I made my discovery when I checked a wildlife camera that I had positioned in a remote and little-visited part of the garden some weeks ago. 125 short video recordings had been triggered by night-time activity, none of it human: the hare was on several of them, but I saw also weasels, stoats, foxes, mice, squirrels and two cats that I had never seen before. There were lots of early birds and moths pursued by bats, and a mysterious creature playing around the camera that could have been a pine marten, all accompanied by the sounds of a woodland at night.
I felt like a voyeuse as I watched the private life of creatures that would never want to be seen by me: it was like reading someone’s diary without permission, and I mentally apologised and gave thanks simultaneously as I entered their secret world for a brief period of time.
It made me wonder, too, what other wildlife was in the rest of my garden while that small area was so busy? Wherever I have positioned it before, the camera has recorded something of interest, including badgers and polecats, and I believe that there is far more going on in the night hours outside than we know. It is a hidden world, and I know when I walk out late at night that activity has frozen and animals and birds are hiding as they feel me approach their territory. It is their time and their place to dance and play and hunt, not mine. So, I walk with care and great respect for the creatures of the moon.
Wherever you live, your nights are alive with life. Even a city has night birds and insects, foxes and hedgehogs; a window box or patch of weed has life in it all the time. Our ancestors were very aware of the great and constant variety of wildlife around the walls of their village or castle, some of it a source of food, some of it a cause of fear – particularly at night. Now, wildlife fears and tries to avoid us – particularly at night, and it is a rare human being who is accepted into the community of animals.

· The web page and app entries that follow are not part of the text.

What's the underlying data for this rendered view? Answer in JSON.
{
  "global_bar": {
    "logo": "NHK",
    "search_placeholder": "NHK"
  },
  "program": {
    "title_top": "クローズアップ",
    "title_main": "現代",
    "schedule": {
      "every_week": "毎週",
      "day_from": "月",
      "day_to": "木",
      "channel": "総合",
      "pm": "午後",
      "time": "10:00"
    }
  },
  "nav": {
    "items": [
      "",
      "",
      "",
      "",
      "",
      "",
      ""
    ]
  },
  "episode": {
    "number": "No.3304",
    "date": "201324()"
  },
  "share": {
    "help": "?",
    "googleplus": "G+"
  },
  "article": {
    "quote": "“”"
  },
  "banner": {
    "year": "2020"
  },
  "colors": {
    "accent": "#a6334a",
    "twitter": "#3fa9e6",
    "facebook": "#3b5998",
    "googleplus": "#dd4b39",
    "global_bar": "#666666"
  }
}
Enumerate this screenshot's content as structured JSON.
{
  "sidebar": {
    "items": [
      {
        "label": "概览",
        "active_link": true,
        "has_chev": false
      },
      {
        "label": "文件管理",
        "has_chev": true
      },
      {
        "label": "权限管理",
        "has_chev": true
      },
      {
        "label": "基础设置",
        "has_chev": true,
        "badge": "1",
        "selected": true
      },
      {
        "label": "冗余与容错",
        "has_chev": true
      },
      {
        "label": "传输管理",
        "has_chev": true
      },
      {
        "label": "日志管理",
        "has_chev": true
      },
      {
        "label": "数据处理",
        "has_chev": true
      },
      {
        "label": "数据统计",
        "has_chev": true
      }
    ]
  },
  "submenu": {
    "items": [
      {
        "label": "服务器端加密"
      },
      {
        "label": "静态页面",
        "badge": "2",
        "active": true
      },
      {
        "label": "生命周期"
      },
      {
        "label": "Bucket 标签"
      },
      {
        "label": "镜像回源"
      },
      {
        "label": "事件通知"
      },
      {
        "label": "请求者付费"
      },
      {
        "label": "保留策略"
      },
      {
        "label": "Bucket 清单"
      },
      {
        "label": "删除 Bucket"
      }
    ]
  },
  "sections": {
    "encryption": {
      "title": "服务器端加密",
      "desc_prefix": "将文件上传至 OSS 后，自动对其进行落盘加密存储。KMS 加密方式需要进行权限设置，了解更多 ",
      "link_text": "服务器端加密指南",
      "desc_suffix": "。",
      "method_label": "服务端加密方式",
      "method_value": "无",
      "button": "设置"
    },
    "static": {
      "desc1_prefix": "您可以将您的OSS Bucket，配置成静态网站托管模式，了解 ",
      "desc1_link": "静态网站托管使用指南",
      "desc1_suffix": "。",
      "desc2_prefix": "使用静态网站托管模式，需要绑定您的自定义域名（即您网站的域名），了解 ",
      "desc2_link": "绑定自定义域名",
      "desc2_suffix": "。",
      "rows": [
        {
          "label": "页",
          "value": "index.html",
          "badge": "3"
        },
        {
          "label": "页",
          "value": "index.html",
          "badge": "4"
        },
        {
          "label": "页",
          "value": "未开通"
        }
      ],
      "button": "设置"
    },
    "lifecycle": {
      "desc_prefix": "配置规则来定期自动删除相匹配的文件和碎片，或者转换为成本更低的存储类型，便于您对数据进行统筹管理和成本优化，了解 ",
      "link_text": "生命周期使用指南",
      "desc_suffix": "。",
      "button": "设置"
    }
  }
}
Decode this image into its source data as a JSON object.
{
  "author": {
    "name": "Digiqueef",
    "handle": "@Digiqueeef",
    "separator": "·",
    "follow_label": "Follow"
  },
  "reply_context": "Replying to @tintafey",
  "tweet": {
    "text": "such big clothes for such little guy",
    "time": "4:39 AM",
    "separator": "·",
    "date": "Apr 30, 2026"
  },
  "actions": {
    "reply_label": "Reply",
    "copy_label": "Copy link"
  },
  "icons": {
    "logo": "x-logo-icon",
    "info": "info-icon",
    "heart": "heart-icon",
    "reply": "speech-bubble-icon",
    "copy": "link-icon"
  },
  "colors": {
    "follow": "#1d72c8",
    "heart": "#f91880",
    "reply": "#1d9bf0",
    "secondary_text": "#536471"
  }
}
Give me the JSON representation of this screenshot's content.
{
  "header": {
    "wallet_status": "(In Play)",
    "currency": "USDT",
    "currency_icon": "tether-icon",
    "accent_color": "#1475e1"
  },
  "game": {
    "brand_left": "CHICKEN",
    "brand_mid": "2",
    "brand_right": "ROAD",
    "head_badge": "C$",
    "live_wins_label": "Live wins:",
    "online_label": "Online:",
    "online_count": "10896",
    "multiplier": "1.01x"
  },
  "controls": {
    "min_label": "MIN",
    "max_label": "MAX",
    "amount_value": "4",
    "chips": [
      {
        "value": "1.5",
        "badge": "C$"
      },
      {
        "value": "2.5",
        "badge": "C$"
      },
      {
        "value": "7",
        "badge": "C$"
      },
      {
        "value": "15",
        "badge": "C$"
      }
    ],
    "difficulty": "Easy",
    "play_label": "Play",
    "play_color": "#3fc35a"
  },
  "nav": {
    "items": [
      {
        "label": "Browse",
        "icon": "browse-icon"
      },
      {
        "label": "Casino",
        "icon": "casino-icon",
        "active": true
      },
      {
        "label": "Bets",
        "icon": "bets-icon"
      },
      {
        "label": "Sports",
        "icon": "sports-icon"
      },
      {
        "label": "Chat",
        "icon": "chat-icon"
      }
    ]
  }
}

So, the nature day shift has a night shift too, perpetuating what has been occurring in its world for many thousands of years. You may wish to remember this from time to time, as you watch television or check your messages behind closed curtains: our way of life has changed greatly over millennia because of rapid technology “advances” and invention, every time separating us further from the planetary community as we focus more and more on ourselves.
Nature adapts to change but fundamentally remains the same. As we embrace change that makes our lives more comfortable or interesting, we forget what is truly important. Nature does not.
(Image by Toko Furusawa)